Matt and Froggy’s first case is defending a woman named Karen Page, played by Deborah Ann Woll, who was arrested after police found her next to a dead man holding a bloody knife. After she explains to the 7-hour-old lawyers that she’s been framed, Froggy is against taking the case due to how guilty she looks on paper, but with Matt’s ability to hear her heart beat, he knows she’s telling the truth. They begin looking into Union Allied Construction after Karen explains that they found out she had information about illegal activity being done through the company. So as Matt and Froggy look into the company through legal means, Matt uses his mask to find information through people connected to the illegal activity. Eventually leading to the much bigger picture, a man by the name of Wilson Fisk, played by Vincent D’Onofrio, who plans to completely tear down the city of Hell’s Kitchen, not caring who he has to hurt or kill to get his way.

Wilson, who in the comics was known as the Kingpin, is exactly the kind of villain audiences want to see going up against a superhero. Not only is D’Onofrio’s interpretation of the character a joy to watch, but also invokes fear with what he might do. Wilson’s past is troubling, a sensitive boy who had an abusive father gave him a resentful childhood. As he grew up he became a very complex and emotionally unstable man who also acquired the abusive behavior of his father. The emotions that he portrays make him human-like, unlike most villains who are just crazy because they’re crazy. Wilson’s rage derived from his emotional state of being, when he is let down he takes that anger out on someone and there was no telling who that would be. This created an incredibly dangerous and impulsive villain that had a lot of power and could cause serious harm to Hell’s Kitchen.

“Daredevil” was smart by not jumping into the actual hero of Daredevil too early, by easing into him slowly they were able to set the show up for what could be a long lasting series. Goddard provides an ending that would satisfy viewers, but also make them want more. “Daredevil” was only the beginning to the start of four more superhero shows that will be coming to Netflix. With standalone series’ planned for superheroes Jessica Jones, Iron Fist and Luke Cage and then a mini-series called “The Defenders” that will bring the four superheroes together and create essentially what will be “The Avengers” for TV.
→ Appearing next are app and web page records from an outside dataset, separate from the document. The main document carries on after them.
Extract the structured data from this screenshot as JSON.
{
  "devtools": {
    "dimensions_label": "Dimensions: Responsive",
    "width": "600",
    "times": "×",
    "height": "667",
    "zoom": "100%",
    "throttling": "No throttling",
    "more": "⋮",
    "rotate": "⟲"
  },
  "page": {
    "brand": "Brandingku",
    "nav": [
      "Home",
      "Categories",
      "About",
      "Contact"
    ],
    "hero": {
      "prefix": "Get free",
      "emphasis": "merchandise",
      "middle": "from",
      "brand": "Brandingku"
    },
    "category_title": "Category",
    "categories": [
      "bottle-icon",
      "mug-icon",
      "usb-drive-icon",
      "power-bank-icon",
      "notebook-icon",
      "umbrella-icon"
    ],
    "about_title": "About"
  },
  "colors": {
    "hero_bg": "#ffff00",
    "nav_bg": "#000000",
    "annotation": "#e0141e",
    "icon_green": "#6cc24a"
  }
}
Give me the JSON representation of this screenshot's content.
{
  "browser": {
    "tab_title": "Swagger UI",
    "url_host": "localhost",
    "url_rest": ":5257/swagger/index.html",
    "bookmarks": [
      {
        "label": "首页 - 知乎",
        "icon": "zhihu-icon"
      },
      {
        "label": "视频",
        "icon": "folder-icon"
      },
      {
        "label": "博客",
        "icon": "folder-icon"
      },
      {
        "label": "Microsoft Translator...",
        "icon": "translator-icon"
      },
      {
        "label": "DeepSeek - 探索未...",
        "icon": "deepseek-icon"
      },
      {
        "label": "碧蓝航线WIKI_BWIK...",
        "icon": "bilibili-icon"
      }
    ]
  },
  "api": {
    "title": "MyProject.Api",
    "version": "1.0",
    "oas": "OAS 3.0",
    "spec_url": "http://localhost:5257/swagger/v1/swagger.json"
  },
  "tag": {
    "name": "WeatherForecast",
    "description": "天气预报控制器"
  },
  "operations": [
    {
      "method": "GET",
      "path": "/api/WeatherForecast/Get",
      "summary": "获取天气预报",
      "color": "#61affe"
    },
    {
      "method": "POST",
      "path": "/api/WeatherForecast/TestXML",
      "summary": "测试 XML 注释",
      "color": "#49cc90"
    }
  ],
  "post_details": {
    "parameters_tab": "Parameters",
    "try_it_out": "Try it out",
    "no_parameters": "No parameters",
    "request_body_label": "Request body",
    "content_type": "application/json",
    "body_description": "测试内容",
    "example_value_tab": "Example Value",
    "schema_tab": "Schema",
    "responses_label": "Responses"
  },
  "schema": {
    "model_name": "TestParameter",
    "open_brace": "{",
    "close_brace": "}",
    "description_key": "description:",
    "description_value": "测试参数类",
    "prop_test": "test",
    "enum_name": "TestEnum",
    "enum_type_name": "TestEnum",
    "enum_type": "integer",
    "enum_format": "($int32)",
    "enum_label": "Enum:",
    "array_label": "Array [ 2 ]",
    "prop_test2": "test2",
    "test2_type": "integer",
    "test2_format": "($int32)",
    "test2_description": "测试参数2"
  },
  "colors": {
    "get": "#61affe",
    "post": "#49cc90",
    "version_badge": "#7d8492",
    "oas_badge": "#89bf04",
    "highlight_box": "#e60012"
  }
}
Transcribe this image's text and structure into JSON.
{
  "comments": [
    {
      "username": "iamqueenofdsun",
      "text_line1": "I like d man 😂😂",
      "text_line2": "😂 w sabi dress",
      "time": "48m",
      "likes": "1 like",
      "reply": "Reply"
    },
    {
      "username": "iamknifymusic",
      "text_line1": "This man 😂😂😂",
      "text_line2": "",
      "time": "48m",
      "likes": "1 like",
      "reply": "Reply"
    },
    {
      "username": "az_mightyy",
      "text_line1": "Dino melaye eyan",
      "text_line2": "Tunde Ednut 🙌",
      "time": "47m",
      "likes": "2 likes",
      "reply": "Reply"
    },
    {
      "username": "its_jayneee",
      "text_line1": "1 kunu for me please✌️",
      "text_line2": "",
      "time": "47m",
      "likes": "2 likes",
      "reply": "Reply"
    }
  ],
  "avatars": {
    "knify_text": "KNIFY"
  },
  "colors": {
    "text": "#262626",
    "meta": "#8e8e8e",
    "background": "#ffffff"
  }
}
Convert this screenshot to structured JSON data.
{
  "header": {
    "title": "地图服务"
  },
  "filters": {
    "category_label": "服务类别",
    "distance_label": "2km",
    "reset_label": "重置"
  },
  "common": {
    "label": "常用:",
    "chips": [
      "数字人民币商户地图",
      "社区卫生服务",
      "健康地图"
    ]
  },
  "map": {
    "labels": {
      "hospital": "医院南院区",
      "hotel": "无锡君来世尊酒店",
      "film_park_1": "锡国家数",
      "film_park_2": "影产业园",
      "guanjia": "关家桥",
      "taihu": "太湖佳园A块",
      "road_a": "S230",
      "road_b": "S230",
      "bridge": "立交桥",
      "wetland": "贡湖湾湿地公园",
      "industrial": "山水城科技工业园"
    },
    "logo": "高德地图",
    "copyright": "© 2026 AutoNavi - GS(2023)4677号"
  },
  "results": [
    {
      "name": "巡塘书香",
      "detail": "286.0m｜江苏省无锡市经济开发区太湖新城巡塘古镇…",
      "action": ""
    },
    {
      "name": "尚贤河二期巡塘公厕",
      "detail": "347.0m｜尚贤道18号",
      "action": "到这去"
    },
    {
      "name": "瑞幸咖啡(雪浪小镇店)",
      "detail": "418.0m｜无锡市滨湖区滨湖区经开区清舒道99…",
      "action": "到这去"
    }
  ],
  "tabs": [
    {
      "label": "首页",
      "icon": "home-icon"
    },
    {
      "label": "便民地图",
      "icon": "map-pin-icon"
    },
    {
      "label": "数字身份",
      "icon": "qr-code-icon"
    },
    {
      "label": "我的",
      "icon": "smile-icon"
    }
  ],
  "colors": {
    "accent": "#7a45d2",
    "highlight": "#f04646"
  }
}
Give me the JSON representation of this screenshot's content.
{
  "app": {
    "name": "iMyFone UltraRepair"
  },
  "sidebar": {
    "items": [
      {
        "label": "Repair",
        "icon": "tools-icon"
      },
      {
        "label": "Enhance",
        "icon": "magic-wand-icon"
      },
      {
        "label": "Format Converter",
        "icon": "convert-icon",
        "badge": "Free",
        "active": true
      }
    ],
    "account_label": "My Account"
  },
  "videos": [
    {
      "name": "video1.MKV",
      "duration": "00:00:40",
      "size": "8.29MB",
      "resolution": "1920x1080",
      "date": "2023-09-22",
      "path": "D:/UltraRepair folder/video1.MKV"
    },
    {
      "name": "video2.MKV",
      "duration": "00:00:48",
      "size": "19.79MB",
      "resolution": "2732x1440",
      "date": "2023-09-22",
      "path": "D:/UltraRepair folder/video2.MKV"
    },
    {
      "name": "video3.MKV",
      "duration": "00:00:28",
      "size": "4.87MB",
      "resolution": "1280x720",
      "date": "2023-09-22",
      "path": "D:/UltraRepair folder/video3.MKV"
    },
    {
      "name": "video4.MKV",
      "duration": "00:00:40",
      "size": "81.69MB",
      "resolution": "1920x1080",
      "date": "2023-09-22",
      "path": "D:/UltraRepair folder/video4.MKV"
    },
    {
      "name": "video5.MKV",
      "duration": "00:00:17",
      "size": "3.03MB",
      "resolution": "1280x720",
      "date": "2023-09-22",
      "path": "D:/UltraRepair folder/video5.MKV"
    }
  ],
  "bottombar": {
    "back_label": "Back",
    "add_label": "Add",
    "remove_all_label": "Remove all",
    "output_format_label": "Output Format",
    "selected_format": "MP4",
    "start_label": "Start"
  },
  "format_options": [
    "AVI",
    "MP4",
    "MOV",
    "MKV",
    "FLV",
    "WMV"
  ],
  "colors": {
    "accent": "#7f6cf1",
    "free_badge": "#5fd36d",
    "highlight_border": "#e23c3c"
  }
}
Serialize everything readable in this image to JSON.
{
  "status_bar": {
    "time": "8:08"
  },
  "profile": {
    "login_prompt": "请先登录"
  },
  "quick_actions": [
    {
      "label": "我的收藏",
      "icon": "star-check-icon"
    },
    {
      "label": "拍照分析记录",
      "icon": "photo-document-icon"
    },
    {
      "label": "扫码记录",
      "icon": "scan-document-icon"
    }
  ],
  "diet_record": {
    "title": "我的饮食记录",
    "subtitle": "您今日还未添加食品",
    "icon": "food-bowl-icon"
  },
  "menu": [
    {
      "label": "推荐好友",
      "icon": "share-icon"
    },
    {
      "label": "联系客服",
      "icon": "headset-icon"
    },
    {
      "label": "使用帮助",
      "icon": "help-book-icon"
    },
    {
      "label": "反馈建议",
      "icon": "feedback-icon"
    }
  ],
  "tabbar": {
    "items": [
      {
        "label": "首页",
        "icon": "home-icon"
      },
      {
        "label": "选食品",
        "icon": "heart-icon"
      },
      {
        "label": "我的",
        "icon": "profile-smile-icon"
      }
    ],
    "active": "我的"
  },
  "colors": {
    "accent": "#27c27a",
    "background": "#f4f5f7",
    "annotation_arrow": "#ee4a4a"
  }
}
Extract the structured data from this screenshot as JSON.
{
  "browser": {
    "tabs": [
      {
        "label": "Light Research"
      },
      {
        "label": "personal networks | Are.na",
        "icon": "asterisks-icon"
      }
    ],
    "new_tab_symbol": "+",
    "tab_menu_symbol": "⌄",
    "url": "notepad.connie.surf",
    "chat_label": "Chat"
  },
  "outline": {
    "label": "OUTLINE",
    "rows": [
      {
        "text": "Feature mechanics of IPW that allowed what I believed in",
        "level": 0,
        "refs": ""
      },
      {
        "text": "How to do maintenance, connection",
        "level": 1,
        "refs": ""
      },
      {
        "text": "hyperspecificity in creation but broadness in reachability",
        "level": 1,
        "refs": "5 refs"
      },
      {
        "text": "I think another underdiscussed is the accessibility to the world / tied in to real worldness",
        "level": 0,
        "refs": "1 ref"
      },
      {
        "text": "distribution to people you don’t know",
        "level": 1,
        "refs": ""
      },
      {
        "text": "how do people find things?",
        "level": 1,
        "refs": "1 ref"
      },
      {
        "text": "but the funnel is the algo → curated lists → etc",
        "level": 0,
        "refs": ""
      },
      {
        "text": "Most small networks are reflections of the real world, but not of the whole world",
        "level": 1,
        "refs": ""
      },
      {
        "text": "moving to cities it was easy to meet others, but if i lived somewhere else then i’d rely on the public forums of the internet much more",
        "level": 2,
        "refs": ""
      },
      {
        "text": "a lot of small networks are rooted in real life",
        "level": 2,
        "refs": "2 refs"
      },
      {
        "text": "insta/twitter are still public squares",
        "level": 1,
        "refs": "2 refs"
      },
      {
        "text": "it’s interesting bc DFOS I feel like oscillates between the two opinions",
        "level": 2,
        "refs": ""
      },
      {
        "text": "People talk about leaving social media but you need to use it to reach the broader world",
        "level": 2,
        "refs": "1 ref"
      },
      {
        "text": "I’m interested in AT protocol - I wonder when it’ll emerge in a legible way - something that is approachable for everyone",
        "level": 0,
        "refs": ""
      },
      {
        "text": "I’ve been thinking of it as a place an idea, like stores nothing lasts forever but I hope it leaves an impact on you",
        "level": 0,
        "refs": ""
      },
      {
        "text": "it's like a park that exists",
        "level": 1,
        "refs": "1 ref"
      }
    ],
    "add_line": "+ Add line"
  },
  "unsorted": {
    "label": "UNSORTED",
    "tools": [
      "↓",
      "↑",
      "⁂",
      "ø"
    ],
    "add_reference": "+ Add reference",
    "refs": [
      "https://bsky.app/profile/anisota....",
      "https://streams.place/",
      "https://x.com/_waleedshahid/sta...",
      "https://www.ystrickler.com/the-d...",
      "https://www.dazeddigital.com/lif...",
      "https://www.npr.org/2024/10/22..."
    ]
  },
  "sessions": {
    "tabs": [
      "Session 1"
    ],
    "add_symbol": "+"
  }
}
  • Genre: Action / Adventure, Crime drama, Superhero
  • Created by Drew Goddard
  • Based on Daredevil by Stan Lee, Bill Everett
  • Starring: Charlie Cox, Deborah Ann Woll, Elden Henson, Toby Leonard Moore, Vondie Curtis-Hall, Bob Gunton, Ayelet Zurer, Rosario Dawson, Vincent D’Onofrio